The Intranet exploded suddenly after I began training my company. Vids of Verbero armies training by the hundreds, as we were, were led at the front of each company by a single person, a single, red band at each of their right biceps. We knew then that this war would become more than our mere simulations could handle. The vids never reached Gal-Net. The Council had barred them from releasing the evidence. The reason was obvious; if the Federation’s general populous learned they would be fighting Band-trained enemies, the number of defectors would reach new heights. Our army would be unsustainable.

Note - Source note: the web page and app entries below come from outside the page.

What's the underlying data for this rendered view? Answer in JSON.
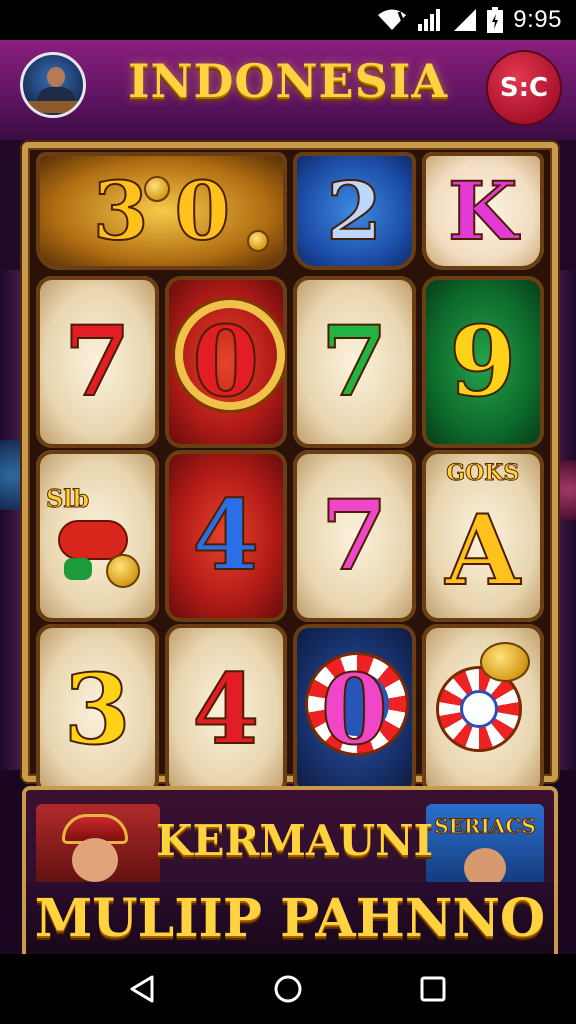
{
  "status_bar": {
    "time": "9:95",
    "icons": [
      "wifi-icon",
      "signal-icon",
      "signal-icon-2",
      "battery-icon"
    ]
  },
  "header": {
    "title": "INDONESIA",
    "logo_text": "S:C",
    "avatar_icon": "presenter-avatar"
  },
  "reels": {
    "row1": [
      {
        "symbol": "3",
        "style": "gold",
        "extra_symbol": "0"
      },
      {
        "symbol": "2",
        "style": "blue"
      },
      {
        "symbol": "K",
        "style": "pink"
      }
    ],
    "row2": [
      {
        "symbol": "7",
        "style": "ivory-red"
      },
      {
        "symbol": "0",
        "style": "red"
      },
      {
        "symbol": "7",
        "style": "ivory-green"
      },
      {
        "symbol": "9",
        "style": "green"
      }
    ],
    "row3": [
      {
        "symbol": "Slb",
        "style": "ivory-candy"
      },
      {
        "symbol": "4",
        "style": "red-blue"
      },
      {
        "symbol": "7",
        "style": "ivory-magenta"
      },
      {
        "symbol": "A",
        "style": "ivory-gold",
        "tag": "GOKS"
      }
    ],
    "row4": [
      {
        "symbol": "3",
        "style": "ivory-yellow"
      },
      {
        "symbol": "4",
        "style": "ivory-red"
      },
      {
        "symbol": "0",
        "style": "navy-pink"
      },
      {
        "symbol": "",
        "style": "chips"
      }
    ]
  },
  "banner": {
    "line1": "KERMAUNI",
    "line2": "MULIIP PAHNNO",
    "right_label": "SERIACS"
  },
  "nav": {
    "back_icon": "back-triangle-icon",
    "home_icon": "home-circle-icon",
    "recents_icon": "recents-square-icon"
  }
}
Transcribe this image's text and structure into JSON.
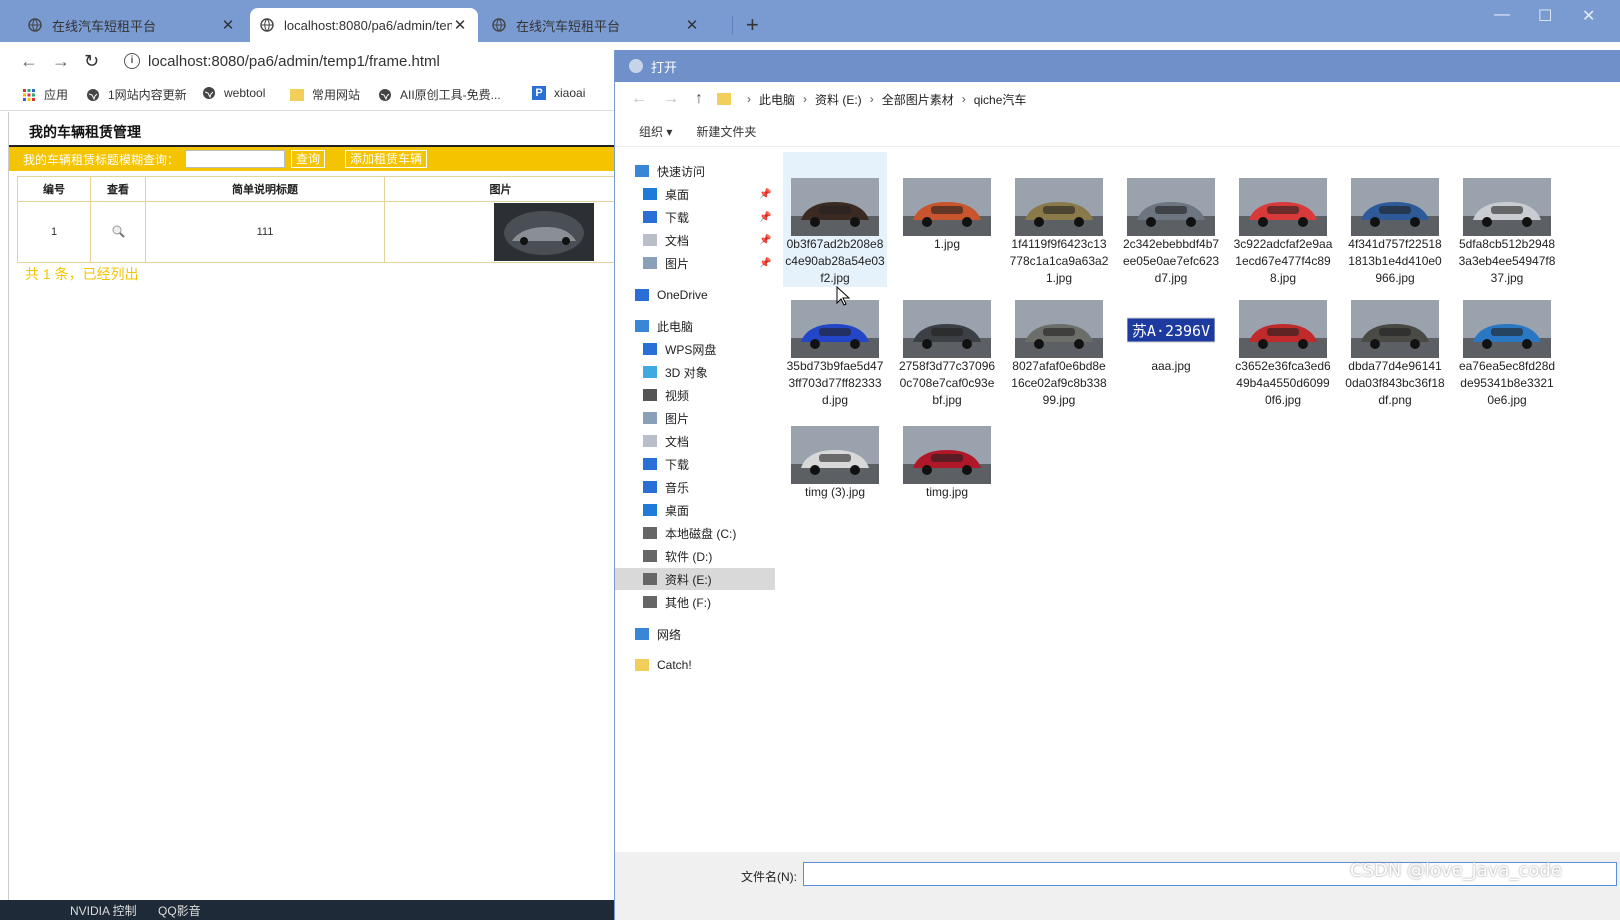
{
  "browser": {
    "tabs": [
      {
        "label": "在线汽车短租平台"
      },
      {
        "label": "localhost:8080/pa6/admin/ten"
      },
      {
        "label": "在线汽车短租平台"
      }
    ],
    "url": "localhost:8080/pa6/admin/temp1/frame.html",
    "bookmarks": [
      "应用",
      "1网站内容更新",
      "webtool",
      "常用网站",
      "AII原创工具-免费...",
      "xiaoai"
    ]
  },
  "page": {
    "title": "我的车辆租赁管理",
    "search_label": "我的车辆租赁标题模糊查询：",
    "search_value": "",
    "query_button": "查询",
    "add_button": "添加租赁车辆",
    "columns": [
      "编号",
      "查看",
      "简单说明标题",
      "图片"
    ],
    "rows": [
      {
        "id": "1",
        "title": "111"
      }
    ],
    "summary": "共 1 条，已经列出"
  },
  "taskbar": [
    "NVIDIA 控制",
    "QQ影音"
  ],
  "dialog": {
    "title": "打开",
    "breadcrumbs": [
      "此电脑",
      "资料 (E:)",
      "全部图片素材",
      "qiche汽车"
    ],
    "tools": [
      "组织 ▾",
      "新建文件夹"
    ],
    "nav": [
      {
        "label": "快速访问",
        "icon": "star-icon",
        "pin": false
      },
      {
        "label": "桌面",
        "icon": "desktop-icon",
        "pin": true
      },
      {
        "label": "下载",
        "icon": "download-icon",
        "pin": true
      },
      {
        "label": "文档",
        "icon": "document-icon",
        "pin": true
      },
      {
        "label": "图片",
        "icon": "picture-icon",
        "pin": true
      },
      {
        "label": "OneDrive",
        "icon": "cloud-icon",
        "pin": false
      },
      {
        "label": "此电脑",
        "icon": "computer-icon",
        "pin": false
      },
      {
        "label": "WPS网盘",
        "icon": "cloud-icon",
        "pin": false
      },
      {
        "label": "3D 对象",
        "icon": "cube-icon",
        "pin": false
      },
      {
        "label": "视频",
        "icon": "video-icon",
        "pin": false
      },
      {
        "label": "图片",
        "icon": "picture-icon",
        "pin": false
      },
      {
        "label": "文档",
        "icon": "document-icon",
        "pin": false
      },
      {
        "label": "下载",
        "icon": "download-icon",
        "pin": false
      },
      {
        "label": "音乐",
        "icon": "music-icon",
        "pin": false
      },
      {
        "label": "桌面",
        "icon": "desktop-icon",
        "pin": false
      },
      {
        "label": "本地磁盘 (C:)",
        "icon": "drive-icon",
        "pin": false
      },
      {
        "label": "软件 (D:)",
        "icon": "drive-icon",
        "pin": false
      },
      {
        "label": "资料 (E:)",
        "icon": "drive-icon",
        "pin": false,
        "selected": true
      },
      {
        "label": "其他 (F:)",
        "icon": "drive-icon",
        "pin": false
      },
      {
        "label": "网络",
        "icon": "network-icon",
        "pin": false
      },
      {
        "label": "Catch!",
        "icon": "folder-icon",
        "pin": false
      }
    ],
    "files": [
      {
        "name": "0b3f67ad2b208e8c4e90ab28a54e03f2.jpg",
        "color": "#3a2a22",
        "selected": true
      },
      {
        "name": "1.jpg",
        "color": "#c8552e"
      },
      {
        "name": "1f4119f9f6423c13778c1a1ca9a63a21.jpg",
        "color": "#8a7a4a"
      },
      {
        "name": "2c342ebebbdf4b7ee05e0ae7efc623d7.jpg",
        "color": "#6d7580"
      },
      {
        "name": "3c922adcfaf2e9aa1ecd67e477f4c898.jpg",
        "color": "#d83a3a"
      },
      {
        "name": "4f341d757f225181813b1e4d410e0966.jpg",
        "color": "#2f5a9a"
      },
      {
        "name": "5dfa8cb512b29483a3eb4ee54947f837.jpg",
        "color": "#c9cdd2"
      },
      {
        "name": "35bd73b9fae5d473ff703d77ff82333d.jpg",
        "color": "#2346c8"
      },
      {
        "name": "2758f3d77c370960c708e7caf0c93ebf.jpg",
        "color": "#3c3f44"
      },
      {
        "name": "8027afaf0e6bd8e16ce02af9c8b33899.jpg",
        "color": "#6c6e6a"
      },
      {
        "name": "aaa.jpg",
        "color": "#1d3aa0",
        "plate": "苏A·2396V"
      },
      {
        "name": "c3652e36fca3ed649b4a4550d60990f6.jpg",
        "color": "#c02a2a"
      },
      {
        "name": "dbda77d4e961410da03f843bc36f18df.png",
        "color": "#4a4a45"
      },
      {
        "name": "ea76ea5ec8fd28dde95341b8e33210e6.jpg",
        "color": "#2a78c4"
      },
      {
        "name": "timg (3).jpg",
        "color": "#d8d8d8"
      },
      {
        "name": "timg.jpg",
        "color": "#b0182a"
      }
    ],
    "filename_label": "文件名(N):",
    "filename_value": ""
  },
  "watermark": "CSDN @love_java_code",
  "colors": {
    "accent_yellow": "#f5c400",
    "tabstrip": "#7a9bd1",
    "dialog_title": "#6f90c9"
  }
}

Secret talks began then between the Officers, myself included, positing that the Federation might seek out Sharok to attempt to reason with her. I still remember my own disbelief that such an action would merit the desired effect: with all of their indifference, they were still weapons for hire to the highest bidder, and held their contracts to the highest honor. Perhaps then, some said, The Federation could buy-out Lord Verbero’s. This too was a futile notion, I knew. The matter of coin was substantial, but Verbero had undoubtedly promised much more than Sharok would willingly speak of. Thus she would hold a silent card against us in negotiations, its face impossible to read. Inevitably, she bluff to gain more than she Verbero had offered. The only possible course then, would be to engage the Band-trained men in combat.
But again, this was only so simple to the non-combatants. I was not one of them. I saw the path the war was taking, and it appeared to have more than one phase. In the first, battles had occurred in space over contested regions of the Mustela system. But everyone, the Band included, knew this was our field. There was no way to level it unless a paradigm shifted. I saw phased two before it ever began.
The battles would turn from space to ground fighting, as the Band and Verbero’s military would place the system’s planets in a foothold not easily dislodged. This speculation ran rampant through the Officer’s ranks until it broke free, reached Gal-Net’s civilian forums, then its vid-casts. Many from the Federation and Mustela’s support circle silently withdrew there support. Rumors of private conspiracies abounded. One-time loyalists now hoped to bring about the downfall of The Federation and the Mustela, and end the war altogether. The reason was obvious; fear.
Coupled together, the fear and rumors led the The Federation to conceive of a special military unit for one purpose alone: To infiltrate the Band of the Red. When it leaked from the Intranet that a new, classified unit had been formed for an even more secretive purpose, outcry flooded the civilian and military sectors alike. Though the unit’s soldiers were unknown to all but a few, they had been hand-picked for a certain set of specialties. Espionage would be their tool, subterfuge within the Band’s ranks their game. As I speak now in confidence, I have no reservations in saying that I was part of this unit.